“We’ve got guys that have chips on their shoulders,” Stevens said. “A lot of these guys have been overlooked, and this is their first opportunity to really play a meaningful role. And as they’ve continued to play and play better and better and better, they’ve just risen in their games and with our team.”
One of those men is Jerebko, who was outstanding Sunday night. The 6-foot-10 Swede, who did not play at all during Game 1 or during the first half of Game 3, was a sparkplug for Boston while totaling 10 points and five rebounds during the second half alone.
He was relentless with his effort at both ends of the court, and as Stevens commented, that effort became contagious.
“He blocked a shot, got a couple of rebounds, kept balls alive,” the coach said. “We just needed just a little jolt. I do think there are times guys that haven’t played quite as much, there’s a real energy and desire to go out and put it all out there.”
Jerebko shined off the bench, while Smart excelled as the team’s new starting point guard.
Smart channeled his inner Thomas as he scored a team-high 27 points that included seven made 3-pointers, both of which set new career highs. All of this came from a player who averaged just 10.6 points per game and shot 28.3 percent from long distance during the regular season, and one who pushed those regular-season struggles out of his mind.
“Coming into this game, I just really wanted to stay positive with myself and make sure that I could do everything that I could do to help my team,” Smart said, “whether that was scoring, passing the ball, playing defense, whatever it was.”
Smart did all of those things, and his teammates did all of those things as well. When a talented team like the Celtics plays with that type of effort and selflessness, it is difficult to beat.
In the end, it was Boston that connected on 10 more field goals than Cleveland.

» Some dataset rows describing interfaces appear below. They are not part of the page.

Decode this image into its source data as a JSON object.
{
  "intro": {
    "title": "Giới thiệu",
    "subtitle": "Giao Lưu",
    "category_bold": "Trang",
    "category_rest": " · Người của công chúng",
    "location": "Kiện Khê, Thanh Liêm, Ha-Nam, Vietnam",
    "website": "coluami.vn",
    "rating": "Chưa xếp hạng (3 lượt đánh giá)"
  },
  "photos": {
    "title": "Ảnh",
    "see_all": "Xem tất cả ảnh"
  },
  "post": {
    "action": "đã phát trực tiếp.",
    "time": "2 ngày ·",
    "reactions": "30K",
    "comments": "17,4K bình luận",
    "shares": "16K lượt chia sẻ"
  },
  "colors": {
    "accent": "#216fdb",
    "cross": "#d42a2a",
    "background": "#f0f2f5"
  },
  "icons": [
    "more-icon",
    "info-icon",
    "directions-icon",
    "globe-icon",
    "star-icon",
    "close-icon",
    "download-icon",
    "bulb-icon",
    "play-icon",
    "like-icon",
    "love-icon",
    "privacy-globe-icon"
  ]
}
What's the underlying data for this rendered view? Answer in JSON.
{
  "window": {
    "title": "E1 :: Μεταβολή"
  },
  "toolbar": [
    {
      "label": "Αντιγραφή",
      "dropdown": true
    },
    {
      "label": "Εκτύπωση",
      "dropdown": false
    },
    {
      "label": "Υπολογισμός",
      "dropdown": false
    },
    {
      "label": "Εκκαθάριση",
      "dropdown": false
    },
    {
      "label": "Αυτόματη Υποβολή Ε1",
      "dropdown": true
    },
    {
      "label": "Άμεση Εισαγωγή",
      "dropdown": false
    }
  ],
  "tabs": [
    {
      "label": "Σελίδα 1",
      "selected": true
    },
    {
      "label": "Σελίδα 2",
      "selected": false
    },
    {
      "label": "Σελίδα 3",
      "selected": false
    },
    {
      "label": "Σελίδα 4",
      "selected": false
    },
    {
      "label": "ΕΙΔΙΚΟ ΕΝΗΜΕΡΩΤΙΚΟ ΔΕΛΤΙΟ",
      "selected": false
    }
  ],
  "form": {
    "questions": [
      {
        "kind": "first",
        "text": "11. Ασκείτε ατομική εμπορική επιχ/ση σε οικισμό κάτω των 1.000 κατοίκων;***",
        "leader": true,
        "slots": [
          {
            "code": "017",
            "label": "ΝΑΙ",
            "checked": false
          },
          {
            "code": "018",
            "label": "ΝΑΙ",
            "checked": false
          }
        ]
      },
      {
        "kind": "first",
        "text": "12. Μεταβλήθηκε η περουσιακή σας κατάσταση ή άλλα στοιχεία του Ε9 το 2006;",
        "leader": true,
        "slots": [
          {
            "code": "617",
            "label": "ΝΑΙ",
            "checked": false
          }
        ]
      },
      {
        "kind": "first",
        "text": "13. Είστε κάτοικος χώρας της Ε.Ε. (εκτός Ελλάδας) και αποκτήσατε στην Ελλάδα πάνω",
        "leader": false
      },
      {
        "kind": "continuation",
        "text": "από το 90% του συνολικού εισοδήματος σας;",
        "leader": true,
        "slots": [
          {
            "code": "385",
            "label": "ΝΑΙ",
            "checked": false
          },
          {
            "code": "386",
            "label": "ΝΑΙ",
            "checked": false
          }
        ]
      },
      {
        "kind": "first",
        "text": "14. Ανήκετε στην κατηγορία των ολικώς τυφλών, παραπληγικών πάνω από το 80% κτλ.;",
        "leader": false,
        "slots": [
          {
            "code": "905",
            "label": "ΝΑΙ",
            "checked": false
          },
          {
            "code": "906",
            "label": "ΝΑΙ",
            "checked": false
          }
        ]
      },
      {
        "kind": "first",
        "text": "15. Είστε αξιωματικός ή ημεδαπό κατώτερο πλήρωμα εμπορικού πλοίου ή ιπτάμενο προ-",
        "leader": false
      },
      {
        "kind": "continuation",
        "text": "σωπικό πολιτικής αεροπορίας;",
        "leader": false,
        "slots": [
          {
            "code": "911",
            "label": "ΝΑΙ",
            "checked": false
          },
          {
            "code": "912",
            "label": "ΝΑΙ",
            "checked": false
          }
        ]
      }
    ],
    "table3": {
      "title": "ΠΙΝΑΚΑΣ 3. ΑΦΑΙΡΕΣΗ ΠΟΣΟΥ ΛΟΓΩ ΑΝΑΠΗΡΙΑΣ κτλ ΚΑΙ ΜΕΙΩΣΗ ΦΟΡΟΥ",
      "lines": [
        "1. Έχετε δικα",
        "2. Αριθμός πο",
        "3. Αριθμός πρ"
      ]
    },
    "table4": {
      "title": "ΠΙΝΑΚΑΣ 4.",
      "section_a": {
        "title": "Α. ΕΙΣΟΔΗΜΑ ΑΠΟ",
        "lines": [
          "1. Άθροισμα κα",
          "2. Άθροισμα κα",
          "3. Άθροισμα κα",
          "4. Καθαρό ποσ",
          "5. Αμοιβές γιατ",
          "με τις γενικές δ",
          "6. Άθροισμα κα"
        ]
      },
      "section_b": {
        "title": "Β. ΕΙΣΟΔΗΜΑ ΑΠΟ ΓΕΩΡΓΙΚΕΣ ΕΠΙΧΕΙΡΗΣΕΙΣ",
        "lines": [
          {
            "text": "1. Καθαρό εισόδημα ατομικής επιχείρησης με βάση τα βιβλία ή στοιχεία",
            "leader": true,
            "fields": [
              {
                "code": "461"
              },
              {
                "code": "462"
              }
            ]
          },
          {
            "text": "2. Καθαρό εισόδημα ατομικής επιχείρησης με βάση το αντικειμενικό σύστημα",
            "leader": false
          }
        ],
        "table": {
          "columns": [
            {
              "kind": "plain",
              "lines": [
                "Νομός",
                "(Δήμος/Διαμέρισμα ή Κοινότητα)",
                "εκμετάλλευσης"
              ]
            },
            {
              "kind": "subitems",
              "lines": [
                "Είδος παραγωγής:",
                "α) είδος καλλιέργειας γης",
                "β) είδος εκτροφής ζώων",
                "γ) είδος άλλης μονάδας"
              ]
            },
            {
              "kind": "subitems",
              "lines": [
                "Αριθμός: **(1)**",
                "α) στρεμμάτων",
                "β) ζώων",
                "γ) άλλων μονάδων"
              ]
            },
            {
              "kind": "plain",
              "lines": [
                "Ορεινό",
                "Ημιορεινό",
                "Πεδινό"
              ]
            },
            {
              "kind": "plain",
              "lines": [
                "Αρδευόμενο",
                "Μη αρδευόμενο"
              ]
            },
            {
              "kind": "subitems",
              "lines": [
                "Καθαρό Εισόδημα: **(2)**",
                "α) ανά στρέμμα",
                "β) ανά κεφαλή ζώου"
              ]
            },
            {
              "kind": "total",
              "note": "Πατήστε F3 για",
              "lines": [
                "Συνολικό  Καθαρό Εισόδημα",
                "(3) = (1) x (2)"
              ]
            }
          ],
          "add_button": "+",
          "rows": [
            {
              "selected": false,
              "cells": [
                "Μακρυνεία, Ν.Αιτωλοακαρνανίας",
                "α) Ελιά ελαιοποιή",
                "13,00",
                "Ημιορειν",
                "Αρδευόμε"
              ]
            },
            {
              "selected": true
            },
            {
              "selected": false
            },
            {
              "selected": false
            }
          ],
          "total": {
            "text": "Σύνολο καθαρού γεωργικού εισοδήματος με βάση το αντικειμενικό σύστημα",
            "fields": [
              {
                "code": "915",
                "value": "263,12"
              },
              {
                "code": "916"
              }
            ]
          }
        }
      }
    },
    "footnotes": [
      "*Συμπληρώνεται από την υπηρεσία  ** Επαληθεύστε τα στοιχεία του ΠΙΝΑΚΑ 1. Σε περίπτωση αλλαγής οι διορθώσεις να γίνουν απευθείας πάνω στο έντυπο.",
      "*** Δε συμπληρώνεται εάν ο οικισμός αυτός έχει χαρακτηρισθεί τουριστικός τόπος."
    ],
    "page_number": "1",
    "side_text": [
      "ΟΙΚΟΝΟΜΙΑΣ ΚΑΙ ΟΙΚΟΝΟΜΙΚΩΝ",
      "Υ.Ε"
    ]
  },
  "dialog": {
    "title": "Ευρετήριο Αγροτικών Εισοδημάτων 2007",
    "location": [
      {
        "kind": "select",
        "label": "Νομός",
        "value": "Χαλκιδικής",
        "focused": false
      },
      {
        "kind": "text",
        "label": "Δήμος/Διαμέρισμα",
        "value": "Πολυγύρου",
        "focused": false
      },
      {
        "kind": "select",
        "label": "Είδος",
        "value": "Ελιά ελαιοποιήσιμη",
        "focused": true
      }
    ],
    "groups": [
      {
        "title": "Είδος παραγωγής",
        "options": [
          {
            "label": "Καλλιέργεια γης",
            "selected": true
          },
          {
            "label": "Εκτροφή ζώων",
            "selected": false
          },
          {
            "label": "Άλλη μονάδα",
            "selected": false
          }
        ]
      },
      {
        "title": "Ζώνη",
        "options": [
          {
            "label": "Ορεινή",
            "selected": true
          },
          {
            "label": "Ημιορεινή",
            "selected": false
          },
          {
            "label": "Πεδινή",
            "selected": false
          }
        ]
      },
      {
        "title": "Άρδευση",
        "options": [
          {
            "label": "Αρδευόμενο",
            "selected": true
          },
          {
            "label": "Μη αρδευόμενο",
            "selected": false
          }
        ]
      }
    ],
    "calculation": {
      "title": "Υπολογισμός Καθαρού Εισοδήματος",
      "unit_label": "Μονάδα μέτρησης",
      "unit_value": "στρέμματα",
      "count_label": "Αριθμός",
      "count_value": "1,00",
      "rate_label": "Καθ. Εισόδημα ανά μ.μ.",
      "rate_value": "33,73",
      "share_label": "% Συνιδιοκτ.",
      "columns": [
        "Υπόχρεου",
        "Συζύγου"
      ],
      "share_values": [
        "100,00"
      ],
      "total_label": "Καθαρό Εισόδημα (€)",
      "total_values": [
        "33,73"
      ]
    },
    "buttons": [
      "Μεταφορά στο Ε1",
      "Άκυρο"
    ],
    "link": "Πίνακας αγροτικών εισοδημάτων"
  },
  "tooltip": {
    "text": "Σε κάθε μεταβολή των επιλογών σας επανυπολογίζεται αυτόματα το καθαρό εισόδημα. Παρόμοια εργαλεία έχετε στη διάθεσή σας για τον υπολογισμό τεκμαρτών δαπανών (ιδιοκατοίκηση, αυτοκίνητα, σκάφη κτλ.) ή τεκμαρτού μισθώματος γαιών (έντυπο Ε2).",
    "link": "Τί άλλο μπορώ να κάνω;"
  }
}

It was the Celtics who dished out 28 assists to the Cavs’ 21. It was the men in green who limited themselves to only nine turnovers, all while forcing 16 out of the men in wine and gold.
These are the things that happen when one team plays harder and more connected than the other.
Boston was that team Sunday night, as it outworked, outshined and outperformed the defending champions on their home floor.
That is something all of the Celtics should be proud of, and something they should aim to do yet again Tuesday night in Game 4.